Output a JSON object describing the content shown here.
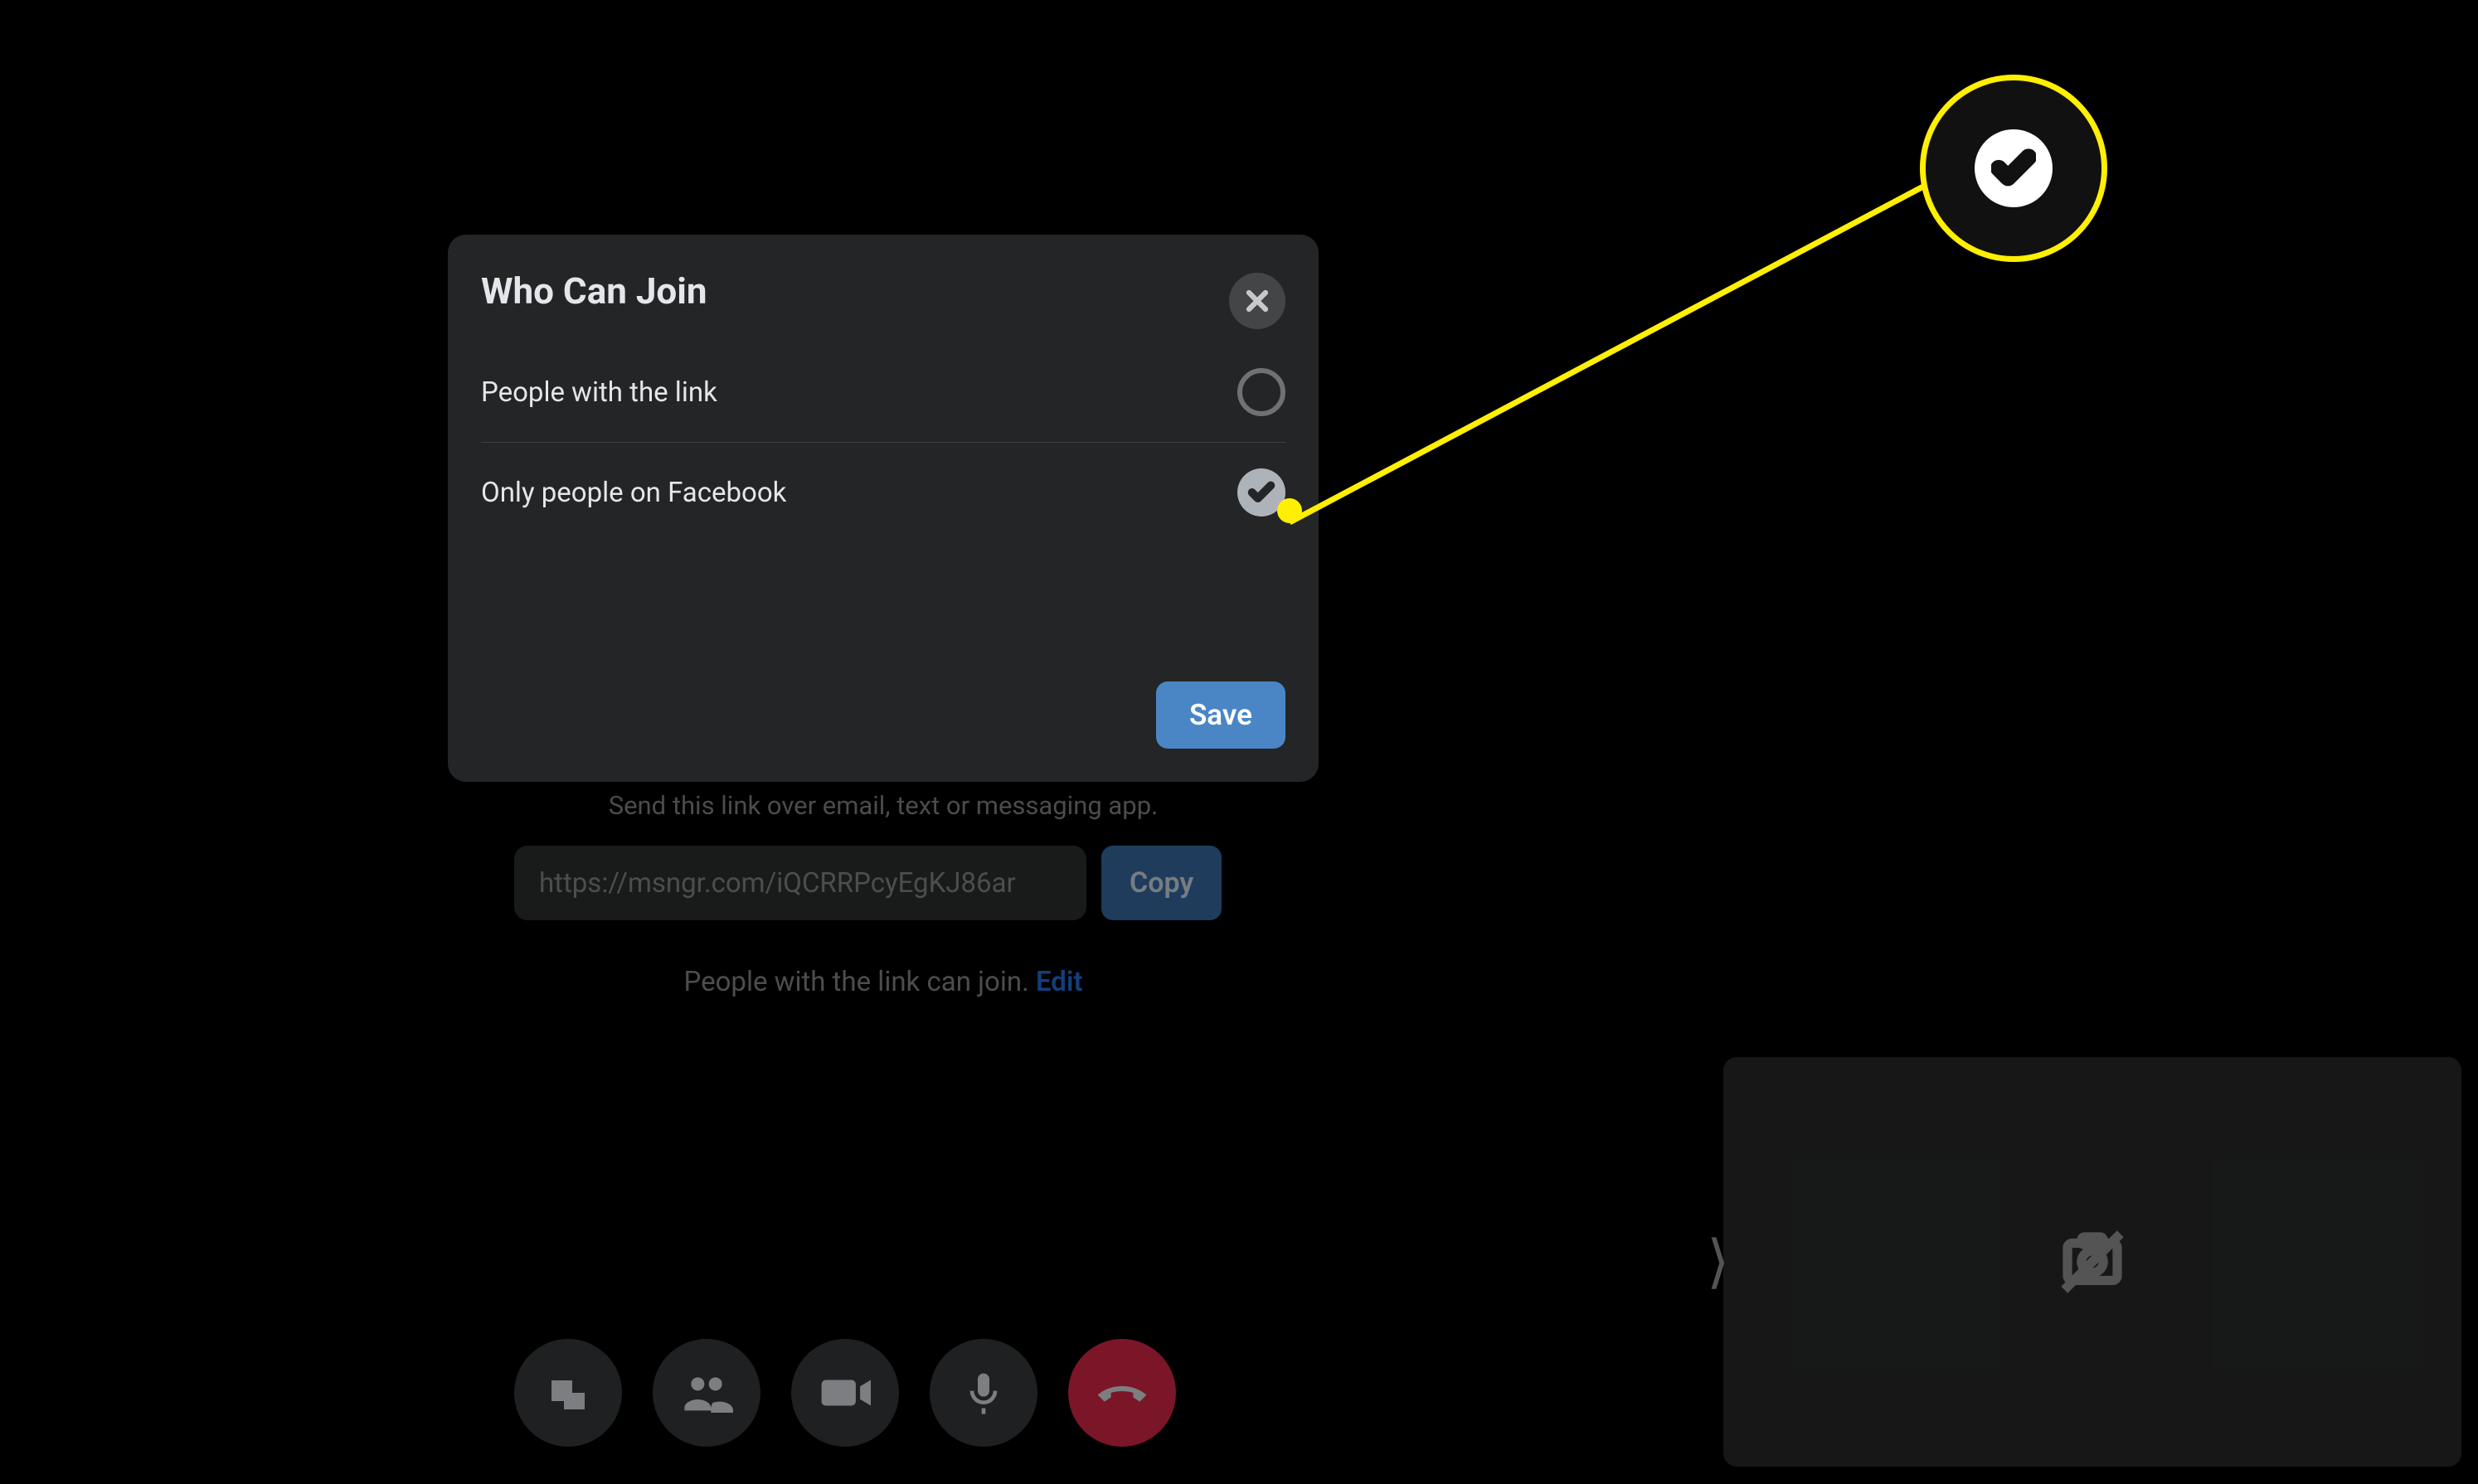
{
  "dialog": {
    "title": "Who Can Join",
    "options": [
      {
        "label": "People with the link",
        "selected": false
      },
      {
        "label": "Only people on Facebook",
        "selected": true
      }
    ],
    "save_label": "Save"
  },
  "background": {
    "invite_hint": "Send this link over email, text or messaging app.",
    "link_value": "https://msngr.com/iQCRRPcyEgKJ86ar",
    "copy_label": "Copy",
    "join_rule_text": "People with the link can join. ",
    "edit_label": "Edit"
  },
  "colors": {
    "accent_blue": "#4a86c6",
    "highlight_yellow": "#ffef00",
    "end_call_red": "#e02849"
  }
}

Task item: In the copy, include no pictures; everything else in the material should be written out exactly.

Solution to the problem:
Output a JSON object describing the content shown here.
{
  "dialog": {
    "title": "Who Can Join",
    "options": [
      {
        "label": "People with the link",
        "selected": false
      },
      {
        "label": "Only people on Facebook",
        "selected": true
      }
    ],
    "save_label": "Save"
  },
  "background": {
    "invite_hint": "Send this link over email, text or messaging app.",
    "link_value": "https://msngr.com/iQCRRPcyEgKJ86ar",
    "copy_label": "Copy",
    "join_rule_text": "People with the link can join. ",
    "edit_label": "Edit"
  },
  "colors": {
    "accent_blue": "#4a86c6",
    "highlight_yellow": "#ffef00",
    "end_call_red": "#e02849"
  }
}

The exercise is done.